One important note relates to the specially shaped BB retainer on the top of the magazine. This is the part that holds the very top BB in place as it awaits the air nozzle to move forward and push it onto loading ramp and into the chamber. This piece on the P14-45 is rather peculiarly shaped and almost looked like cupped hands. The result is that it takes a rather refined and smooth BB to be able to make it out of there and onto the load ramp. Our tests with some lower grade BB's caused the P14-45 to jam and not fully cycle forward into the closed bolt position (the BB stayed in the magazine and even trying to push the slide forward to force the BB onto the load ramp comes to no avail). Use of Excel, Marui, and Toy Tec BBs proved not to be a problem in our tests (all weights) so use these if you are in doubt of whether the BBs you have will work. Other than that, keeping the loading ramp and the magazine parts well lubricated with silicone ensured smooth operation throughout a full day of testing.

While the P14-45 is a brand new design externally, we must admit that WA is re-using a lot of its existing internal designs and re-applying different "shells" (bodies) to expand its product range. The P14-45's internals are nothing new and thankfully has already been thoroughly tested in the older Hi-cap models. For all of you who remember the old CQB and TAC series from WA's earlier line (which has been discontinued for over 2 years now much to the dismay of many), the P14-45 is literally your second chance at acquiring these legendary pistols with the new ParaOrdnance skin.

Discuss this review in our forum.

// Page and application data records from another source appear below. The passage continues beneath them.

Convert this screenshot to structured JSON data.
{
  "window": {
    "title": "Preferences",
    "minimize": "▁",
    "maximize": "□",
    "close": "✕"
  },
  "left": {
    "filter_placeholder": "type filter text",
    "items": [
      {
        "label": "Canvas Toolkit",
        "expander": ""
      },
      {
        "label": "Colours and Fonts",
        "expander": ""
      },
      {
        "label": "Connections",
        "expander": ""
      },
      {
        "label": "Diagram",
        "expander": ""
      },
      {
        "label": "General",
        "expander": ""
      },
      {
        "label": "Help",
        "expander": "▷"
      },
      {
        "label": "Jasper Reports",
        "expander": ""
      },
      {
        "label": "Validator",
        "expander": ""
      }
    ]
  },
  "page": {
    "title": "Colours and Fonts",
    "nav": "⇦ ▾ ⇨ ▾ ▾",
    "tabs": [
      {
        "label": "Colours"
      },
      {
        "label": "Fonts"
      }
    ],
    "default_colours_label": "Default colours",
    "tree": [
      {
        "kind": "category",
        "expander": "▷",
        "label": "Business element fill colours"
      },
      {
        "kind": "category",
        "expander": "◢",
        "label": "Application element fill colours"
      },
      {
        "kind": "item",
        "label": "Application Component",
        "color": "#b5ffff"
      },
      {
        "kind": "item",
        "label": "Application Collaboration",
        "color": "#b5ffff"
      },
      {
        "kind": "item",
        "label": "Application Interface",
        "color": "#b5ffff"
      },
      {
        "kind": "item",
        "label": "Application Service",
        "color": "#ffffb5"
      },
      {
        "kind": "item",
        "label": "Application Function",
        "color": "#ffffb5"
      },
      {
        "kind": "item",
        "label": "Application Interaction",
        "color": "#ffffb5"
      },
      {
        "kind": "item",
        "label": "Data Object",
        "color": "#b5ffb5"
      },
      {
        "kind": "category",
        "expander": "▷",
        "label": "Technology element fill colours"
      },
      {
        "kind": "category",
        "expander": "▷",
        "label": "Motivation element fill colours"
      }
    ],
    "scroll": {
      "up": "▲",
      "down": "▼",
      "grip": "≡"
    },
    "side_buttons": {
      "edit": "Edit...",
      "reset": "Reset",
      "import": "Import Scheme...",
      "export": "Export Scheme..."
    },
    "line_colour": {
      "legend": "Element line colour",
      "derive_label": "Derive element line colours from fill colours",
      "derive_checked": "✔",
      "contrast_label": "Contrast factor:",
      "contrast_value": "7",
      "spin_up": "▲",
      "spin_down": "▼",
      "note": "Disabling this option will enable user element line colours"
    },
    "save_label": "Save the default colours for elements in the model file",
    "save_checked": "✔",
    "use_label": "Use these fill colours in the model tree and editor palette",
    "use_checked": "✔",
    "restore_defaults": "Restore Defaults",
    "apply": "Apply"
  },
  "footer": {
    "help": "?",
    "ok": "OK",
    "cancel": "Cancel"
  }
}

P14-45 uses beefy Hi-cap magazines, which are much wider than traditional WA single column magazines
First generation Hi-Cap design ensures durability
Heavy magazines allow the P14-45 to literally stand up